When Ruth started, New York’s fashion industry was an island, as described by Stan Herman, former president of the Council of Fashion Designers of America (CFDA). During World War II, the Paris fashion industry was on hold, and American fashion rose to the scene. Ruth played a crucial role in facilitating the sharing of information, and solidified the industry over the years. Ruth established her place as the master connector, planner, and negotiator. Every designer’s first memories of Ruth were of her helping them when they were starting out. She never underestimated the importance and effectiveness of simply picking up the phone, especially when it came to scheduling New York Fashion Week and getting designers their ideal spot on the calendar.

Ruth Finley getting her hair done for a photoshoot. Photo Credit: Christian D. Bruun

Married at 23 to a man 17 years her senior, she divorced Hank Green after having their two sons, Joe and Jim. When she was 39 in 1954, her second husband, Irving Lein, with whom she had her third son, Larry, died of a heart attack. Ruth never remarried, and she raised her sons and built her career from home. She ran the Fashion Calendar while being a soccer mom and president of the Parent Teacher Association. Over the years, Ruth identified her happiness as realized by career and family equally, staying close with her sons, daughters-in-law, grandchildren, and great-grandchildren. She viewed the Fashion Calendar as a family business, and never considered selling it.

But the story gets messier. Ruth’s vision and hard work were celebrated when her industry needed her. Her role became more and more obstructive against the continuing explosive growth of the internationalized New York fashion industry in the convergence of commercialism, technology, and globalization. Ruth could not keep up with an increasingly complicated calendar of events and a rapidly growing number of shows.

The Council of Fashion Designers of America, first led by Stan Herman and Fern Mallis and later by Steven Kolb and Diane von Furstenberg, had for many years wanted to prepare the rapidly expanding New York fashion industry to catch up with the changing global media, technology, and consumer landscape. The leaders of CFDA had hoped for the Fashion Calendar to be online, be scalable, and be nimble to cater to the multiplied quantity and demands of shows. They had wanted the CFDA to take control of New York Fashion Week from Ruth’s office of two editors.

Ruth had been reluctant and slow to adapt to technology. She was loyal to her supporters who respected her and were holding on to her personal touch. She had considered hers a family business. Once a beloved problem solver and industry buffer, as the multi-billion dollar industry grew, Ruth became a bottleneck. In 2014, after several years of negotiation, CFDA acquired the Fashion Calendar and began to publish digitally.

Andrew Bolton (Wendy Yu Curator in Charge, Fashion Institute at the Metropolitan Museum of Art) and Ruth Finley in the Temple of Dendur at the Metropolitan Museum of Art) Photo Credit: Christian D. Bruun

Ruth Finley helped build an industry that became so powerful, commercialized, and globalized that it outplayed her and had to leave her behind.
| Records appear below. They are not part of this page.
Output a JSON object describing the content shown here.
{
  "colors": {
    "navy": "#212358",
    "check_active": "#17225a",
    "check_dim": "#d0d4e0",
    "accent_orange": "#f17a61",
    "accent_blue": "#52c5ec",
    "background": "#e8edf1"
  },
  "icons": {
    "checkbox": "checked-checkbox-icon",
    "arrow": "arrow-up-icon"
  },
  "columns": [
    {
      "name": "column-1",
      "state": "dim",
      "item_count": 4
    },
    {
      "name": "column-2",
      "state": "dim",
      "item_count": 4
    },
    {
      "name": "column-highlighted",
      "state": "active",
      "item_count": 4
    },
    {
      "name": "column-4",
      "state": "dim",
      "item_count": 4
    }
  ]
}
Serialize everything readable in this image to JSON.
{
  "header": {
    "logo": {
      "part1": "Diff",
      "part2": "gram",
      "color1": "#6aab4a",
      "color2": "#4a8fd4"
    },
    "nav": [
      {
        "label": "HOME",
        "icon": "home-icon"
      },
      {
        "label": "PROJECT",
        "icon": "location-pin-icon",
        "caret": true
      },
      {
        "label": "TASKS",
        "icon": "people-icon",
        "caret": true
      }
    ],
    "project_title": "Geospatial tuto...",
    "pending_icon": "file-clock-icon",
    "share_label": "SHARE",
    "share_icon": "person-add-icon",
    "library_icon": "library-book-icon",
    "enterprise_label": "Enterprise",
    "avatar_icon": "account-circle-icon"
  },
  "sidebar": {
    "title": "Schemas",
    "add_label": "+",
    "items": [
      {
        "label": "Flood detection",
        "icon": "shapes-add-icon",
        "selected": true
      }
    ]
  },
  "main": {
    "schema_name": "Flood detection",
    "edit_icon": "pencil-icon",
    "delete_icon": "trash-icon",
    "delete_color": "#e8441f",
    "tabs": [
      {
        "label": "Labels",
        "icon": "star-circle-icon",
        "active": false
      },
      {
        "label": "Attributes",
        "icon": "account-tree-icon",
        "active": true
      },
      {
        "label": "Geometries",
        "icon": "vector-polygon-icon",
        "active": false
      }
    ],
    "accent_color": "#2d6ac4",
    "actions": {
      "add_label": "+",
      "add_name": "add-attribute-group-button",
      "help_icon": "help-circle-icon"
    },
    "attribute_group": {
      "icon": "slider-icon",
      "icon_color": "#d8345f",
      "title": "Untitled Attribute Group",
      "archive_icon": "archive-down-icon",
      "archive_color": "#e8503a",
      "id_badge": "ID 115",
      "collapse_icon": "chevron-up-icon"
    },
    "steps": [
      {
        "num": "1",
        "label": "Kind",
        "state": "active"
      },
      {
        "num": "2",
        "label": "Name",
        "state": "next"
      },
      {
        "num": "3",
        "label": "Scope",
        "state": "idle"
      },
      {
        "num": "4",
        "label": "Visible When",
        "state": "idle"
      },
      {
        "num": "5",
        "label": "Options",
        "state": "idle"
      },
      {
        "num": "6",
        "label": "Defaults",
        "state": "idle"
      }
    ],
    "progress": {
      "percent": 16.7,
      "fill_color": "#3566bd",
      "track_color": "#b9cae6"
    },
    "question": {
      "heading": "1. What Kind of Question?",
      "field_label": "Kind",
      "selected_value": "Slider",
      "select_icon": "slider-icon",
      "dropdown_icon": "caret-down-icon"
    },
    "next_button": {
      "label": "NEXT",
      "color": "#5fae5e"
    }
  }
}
Her retirement signaled the inevitable end of an era of her one-on-one personal relationship style. Celebrated as a trailblazer in her time, in the new world, she became the old-fashioned, the old guard.

An emotionally intense journey, the film captures Ruth as she handed over the fashion scheduling baton to the CFDA and its leaders. And as the Fashion Calendar entered the digital world and into online engagement and management, the fashion world wondered how it would fare without the central and accessible role of Ruth Finley.

Ruth Finley passed away in August 2018 at the age of 98. In her time, Ruth was the kind and relentlessly positive face. After selling her calendar in 2014 to the end of her life, Ruth remained a beloved and trusted friend to the Council of Fashion Designers of America, and a mentor to both seasoned and young designers.

This International Women’s Day and throughout Women’s History Month, be sure to screen ‘Calendar Girl’ on-demand and celebrate the life of a trailblazing fashion icon.

Comments are closed.